• [Source data]:
========================================================================
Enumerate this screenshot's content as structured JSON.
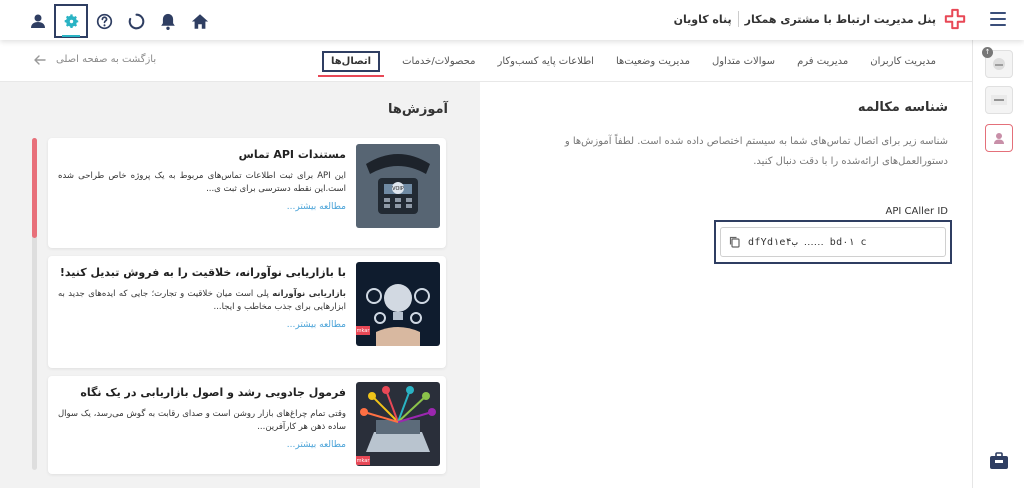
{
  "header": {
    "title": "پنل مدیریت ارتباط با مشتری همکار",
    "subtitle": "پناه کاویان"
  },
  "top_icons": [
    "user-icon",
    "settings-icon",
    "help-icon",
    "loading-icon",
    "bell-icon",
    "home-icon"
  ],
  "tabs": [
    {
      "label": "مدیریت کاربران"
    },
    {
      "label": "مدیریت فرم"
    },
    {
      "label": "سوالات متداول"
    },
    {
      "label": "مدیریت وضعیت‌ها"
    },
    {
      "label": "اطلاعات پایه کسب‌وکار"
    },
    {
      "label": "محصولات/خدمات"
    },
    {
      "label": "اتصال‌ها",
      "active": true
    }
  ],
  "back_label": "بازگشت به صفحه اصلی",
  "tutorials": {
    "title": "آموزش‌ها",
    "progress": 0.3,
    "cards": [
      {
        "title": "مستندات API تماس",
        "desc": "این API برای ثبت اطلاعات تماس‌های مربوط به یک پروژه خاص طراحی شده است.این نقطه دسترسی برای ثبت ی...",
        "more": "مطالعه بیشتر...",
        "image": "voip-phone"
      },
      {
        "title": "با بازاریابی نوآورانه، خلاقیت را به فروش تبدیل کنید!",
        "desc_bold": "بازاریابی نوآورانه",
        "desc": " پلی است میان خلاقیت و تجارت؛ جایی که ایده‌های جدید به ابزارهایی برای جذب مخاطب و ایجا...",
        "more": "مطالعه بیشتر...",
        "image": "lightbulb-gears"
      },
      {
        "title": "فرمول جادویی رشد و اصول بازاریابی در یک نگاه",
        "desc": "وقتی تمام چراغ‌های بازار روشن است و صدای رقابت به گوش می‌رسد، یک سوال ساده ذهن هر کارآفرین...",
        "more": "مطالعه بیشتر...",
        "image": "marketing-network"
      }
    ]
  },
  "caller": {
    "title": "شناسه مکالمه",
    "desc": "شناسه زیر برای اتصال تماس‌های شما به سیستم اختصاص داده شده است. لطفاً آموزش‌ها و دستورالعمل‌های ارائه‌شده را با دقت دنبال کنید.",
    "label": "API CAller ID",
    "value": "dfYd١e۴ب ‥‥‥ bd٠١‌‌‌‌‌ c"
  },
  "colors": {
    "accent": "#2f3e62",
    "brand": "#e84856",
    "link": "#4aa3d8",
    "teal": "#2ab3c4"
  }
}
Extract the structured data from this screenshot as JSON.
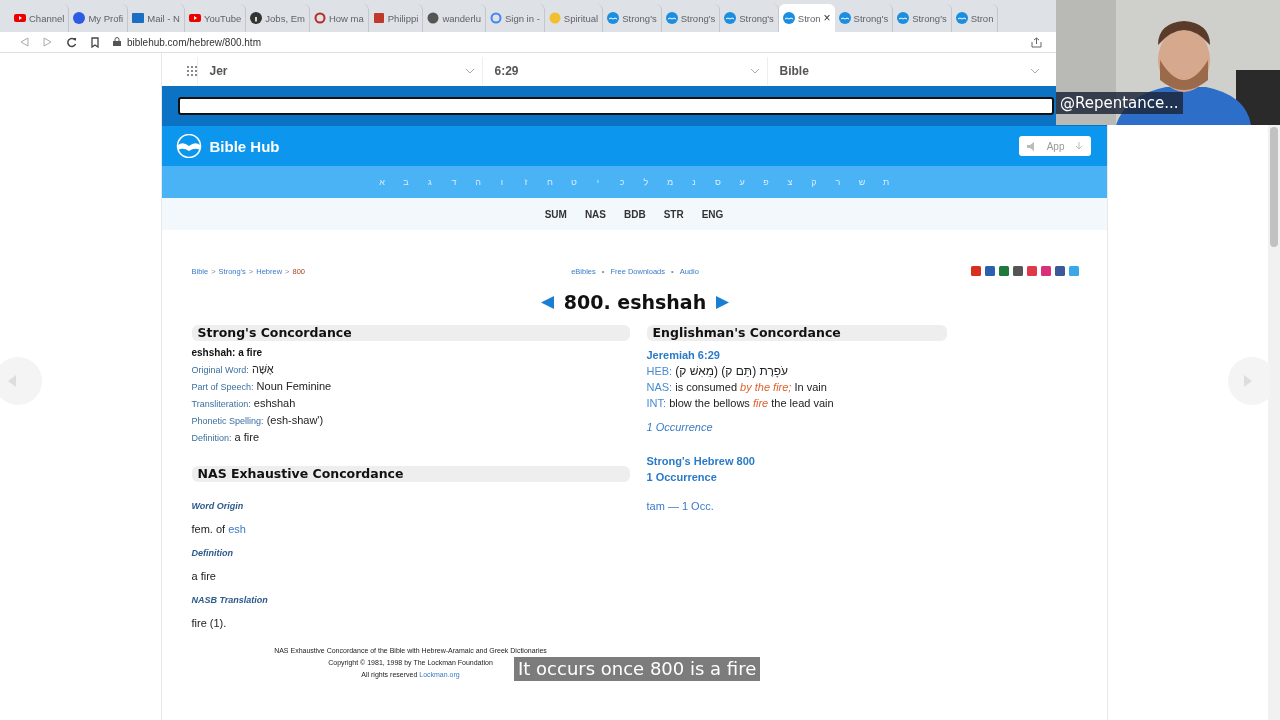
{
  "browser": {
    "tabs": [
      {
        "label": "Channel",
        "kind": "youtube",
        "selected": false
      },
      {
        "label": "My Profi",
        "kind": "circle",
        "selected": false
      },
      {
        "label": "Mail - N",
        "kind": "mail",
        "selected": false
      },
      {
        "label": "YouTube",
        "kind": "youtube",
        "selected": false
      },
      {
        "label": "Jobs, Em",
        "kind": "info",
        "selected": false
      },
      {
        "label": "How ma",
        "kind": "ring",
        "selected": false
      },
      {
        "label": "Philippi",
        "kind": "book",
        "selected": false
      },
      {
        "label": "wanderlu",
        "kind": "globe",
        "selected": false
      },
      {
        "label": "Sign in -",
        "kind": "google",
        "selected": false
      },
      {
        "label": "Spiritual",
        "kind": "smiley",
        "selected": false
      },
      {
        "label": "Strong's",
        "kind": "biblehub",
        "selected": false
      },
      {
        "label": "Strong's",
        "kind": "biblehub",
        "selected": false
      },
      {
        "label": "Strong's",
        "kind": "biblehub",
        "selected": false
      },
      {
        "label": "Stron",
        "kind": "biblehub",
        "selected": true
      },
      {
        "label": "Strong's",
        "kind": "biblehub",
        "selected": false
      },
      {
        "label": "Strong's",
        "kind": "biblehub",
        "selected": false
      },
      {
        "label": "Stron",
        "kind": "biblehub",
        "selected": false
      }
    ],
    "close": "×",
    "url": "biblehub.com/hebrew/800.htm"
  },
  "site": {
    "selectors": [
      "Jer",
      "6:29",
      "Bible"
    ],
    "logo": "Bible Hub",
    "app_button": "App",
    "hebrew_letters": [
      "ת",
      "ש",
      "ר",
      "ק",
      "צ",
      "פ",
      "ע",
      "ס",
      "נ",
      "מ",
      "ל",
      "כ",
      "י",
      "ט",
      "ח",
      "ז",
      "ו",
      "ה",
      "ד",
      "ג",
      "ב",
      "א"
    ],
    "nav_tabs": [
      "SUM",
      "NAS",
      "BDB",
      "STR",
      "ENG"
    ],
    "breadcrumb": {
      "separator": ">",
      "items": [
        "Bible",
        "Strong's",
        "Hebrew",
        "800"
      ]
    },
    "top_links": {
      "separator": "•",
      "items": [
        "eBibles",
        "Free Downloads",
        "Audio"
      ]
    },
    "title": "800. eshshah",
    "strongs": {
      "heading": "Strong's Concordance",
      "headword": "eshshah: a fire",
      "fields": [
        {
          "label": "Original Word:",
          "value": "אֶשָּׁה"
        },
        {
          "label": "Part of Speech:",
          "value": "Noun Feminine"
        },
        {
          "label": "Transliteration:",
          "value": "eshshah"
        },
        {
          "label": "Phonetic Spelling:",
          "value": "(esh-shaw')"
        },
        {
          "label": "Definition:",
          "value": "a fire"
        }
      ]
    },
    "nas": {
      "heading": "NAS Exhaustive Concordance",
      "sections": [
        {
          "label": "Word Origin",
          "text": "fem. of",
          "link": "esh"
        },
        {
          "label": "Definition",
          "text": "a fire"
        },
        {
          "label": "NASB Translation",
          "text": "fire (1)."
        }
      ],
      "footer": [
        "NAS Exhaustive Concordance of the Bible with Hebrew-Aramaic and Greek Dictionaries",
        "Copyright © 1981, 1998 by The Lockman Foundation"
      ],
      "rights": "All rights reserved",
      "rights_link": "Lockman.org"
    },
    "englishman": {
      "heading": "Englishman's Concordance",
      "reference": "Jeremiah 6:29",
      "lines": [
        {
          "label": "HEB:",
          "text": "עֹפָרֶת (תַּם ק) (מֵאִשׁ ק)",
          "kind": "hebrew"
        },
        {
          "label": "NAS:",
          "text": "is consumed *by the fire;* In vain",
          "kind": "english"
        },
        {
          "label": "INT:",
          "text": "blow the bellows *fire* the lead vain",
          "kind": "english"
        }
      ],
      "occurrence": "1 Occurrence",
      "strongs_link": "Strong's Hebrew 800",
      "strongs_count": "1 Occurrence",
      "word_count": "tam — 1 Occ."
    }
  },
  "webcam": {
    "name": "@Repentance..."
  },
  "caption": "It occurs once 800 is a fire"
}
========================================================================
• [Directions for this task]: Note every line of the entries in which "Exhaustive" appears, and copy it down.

• [Answer section]:
      "heading": "NAS Exhaustive Concordance",
        "NAS Exhaustive Concordance of the Bible with Hebrew-Aramaic and Greek Dictionaries",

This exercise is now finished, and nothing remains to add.